** Problem to solve **
Every entry must be echoed exactly.

** Opening Supplied entries block **

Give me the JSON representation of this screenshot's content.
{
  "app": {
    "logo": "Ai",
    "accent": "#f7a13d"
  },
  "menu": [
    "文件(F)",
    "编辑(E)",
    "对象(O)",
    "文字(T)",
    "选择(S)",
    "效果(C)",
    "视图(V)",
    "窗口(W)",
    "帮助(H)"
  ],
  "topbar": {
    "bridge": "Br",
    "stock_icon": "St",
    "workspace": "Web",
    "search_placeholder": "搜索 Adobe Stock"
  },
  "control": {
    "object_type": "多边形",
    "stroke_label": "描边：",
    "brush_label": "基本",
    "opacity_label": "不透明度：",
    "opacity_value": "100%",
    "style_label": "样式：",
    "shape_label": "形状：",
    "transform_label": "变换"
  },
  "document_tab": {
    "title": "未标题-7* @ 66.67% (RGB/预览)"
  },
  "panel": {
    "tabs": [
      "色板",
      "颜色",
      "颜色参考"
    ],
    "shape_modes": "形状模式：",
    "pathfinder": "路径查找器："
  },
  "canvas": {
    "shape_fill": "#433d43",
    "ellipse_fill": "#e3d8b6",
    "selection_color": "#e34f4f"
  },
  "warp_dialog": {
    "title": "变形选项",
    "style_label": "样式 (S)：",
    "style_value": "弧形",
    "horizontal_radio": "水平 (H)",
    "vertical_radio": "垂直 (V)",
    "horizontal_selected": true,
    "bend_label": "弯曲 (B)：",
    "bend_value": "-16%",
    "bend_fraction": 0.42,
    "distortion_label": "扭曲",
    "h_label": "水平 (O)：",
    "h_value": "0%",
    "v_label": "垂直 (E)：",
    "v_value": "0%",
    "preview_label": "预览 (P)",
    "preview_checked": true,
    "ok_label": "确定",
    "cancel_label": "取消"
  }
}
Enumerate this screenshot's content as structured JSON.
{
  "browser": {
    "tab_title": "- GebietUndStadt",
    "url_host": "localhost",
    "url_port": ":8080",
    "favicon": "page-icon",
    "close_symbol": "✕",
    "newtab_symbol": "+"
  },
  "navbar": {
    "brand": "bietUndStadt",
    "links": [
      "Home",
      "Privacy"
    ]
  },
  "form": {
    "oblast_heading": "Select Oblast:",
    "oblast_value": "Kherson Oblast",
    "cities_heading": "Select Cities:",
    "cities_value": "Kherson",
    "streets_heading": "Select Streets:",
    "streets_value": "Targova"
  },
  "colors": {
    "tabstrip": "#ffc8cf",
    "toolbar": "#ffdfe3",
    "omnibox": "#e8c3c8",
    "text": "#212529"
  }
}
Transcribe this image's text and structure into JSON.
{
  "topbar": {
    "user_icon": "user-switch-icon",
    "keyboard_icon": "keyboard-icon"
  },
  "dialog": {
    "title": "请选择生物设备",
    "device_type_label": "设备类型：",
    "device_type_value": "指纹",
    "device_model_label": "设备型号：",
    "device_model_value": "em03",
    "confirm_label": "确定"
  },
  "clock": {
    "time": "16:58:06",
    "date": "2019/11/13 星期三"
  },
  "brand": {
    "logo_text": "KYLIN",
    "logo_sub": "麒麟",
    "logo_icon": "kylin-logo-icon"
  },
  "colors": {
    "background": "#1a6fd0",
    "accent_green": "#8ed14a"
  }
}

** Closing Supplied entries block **

** Response to the task **
Give me the JSON representation of this screenshot's content.
{
  "app": {
    "logo": "Ai",
    "accent": "#f7a13d"
  },
  "menu": [
    "文件(F)",
    "编辑(E)",
    "对象(O)",
    "文字(T)",
    "选择(S)",
    "效果(C)",
    "视图(V)",
    "窗口(W)",
    "帮助(H)"
  ],
  "topbar": {
    "bridge": "Br",
    "stock_icon": "St",
    "workspace": "Web",
    "search_placeholder": "搜索 Adobe Stock"
  },
  "control": {
    "object_type": "多边形",
    "stroke_label": "描边：",
    "brush_label": "基本",
    "opacity_label": "不透明度：",
    "opacity_value": "100%",
    "style_label": "样式：",
    "shape_label": "形状：",
    "transform_label": "变换"
  },
  "document_tab": {
    "title": "未标题-7* @ 66.67% (RGB/预览)"
  },
  "panel": {
    "tabs": [
      "色板",
      "颜色",
      "颜色参考"
    ],
    "shape_modes": "形状模式：",
    "pathfinder": "路径查找器："
  },
  "canvas": {
    "shape_fill": "#433d43",
    "ellipse_fill": "#e3d8b6",
    "selection_color": "#e34f4f"
  },
  "warp_dialog": {
    "title": "变形选项",
    "style_label": "样式 (S)：",
    "style_value": "弧形",
    "horizontal_radio": "水平 (H)",
    "vertical_radio": "垂直 (V)",
    "horizontal_selected": true,
    "bend_label": "弯曲 (B)：",
    "bend_value": "-16%",
    "bend_fraction": 0.42,
    "distortion_label": "扭曲",
    "h_label": "水平 (O)：",
    "h_value": "0%",
    "v_label": "垂直 (E)：",
    "v_value": "0%",
    "preview_label": "预览 (P)",
    "preview_checked": true,
    "ok_label": "确定",
    "cancel_label": "取消"
  }
}
Enumerate this screenshot's content as structured JSON.
{
  "browser": {
    "tab_title": "- GebietUndStadt",
    "url_host": "localhost",
    "url_port": ":8080",
    "favicon": "page-icon",
    "close_symbol": "✕",
    "newtab_symbol": "+"
  },
  "navbar": {
    "brand": "bietUndStadt",
    "links": [
      "Home",
      "Privacy"
    ]
  },
  "form": {
    "oblast_heading": "Select Oblast:",
    "oblast_value": "Kherson Oblast",
    "cities_heading": "Select Cities:",
    "cities_value": "Kherson",
    "streets_heading": "Select Streets:",
    "streets_value": "Targova"
  },
  "colors": {
    "tabstrip": "#ffc8cf",
    "toolbar": "#ffdfe3",
    "omnibox": "#e8c3c8",
    "text": "#212529"
  }
}
Transcribe this image's text and structure into JSON.
{
  "topbar": {
    "user_icon": "user-switch-icon",
    "keyboard_icon": "keyboard-icon"
  },
  "dialog": {
    "title": "请选择生物设备",
    "device_type_label": "设备类型：",
    "device_type_value": "指纹",
    "device_model_label": "设备型号：",
    "device_model_value": "em03",
    "confirm_label": "确定"
  },
  "clock": {
    "time": "16:58:06",
    "date": "2019/11/13 星期三"
  },
  "brand": {
    "logo_text": "KYLIN",
    "logo_sub": "麒麟",
    "logo_icon": "kylin-logo-icon"
  },
  "colors": {
    "background": "#1a6fd0",
    "accent_green": "#8ed14a"
  }
}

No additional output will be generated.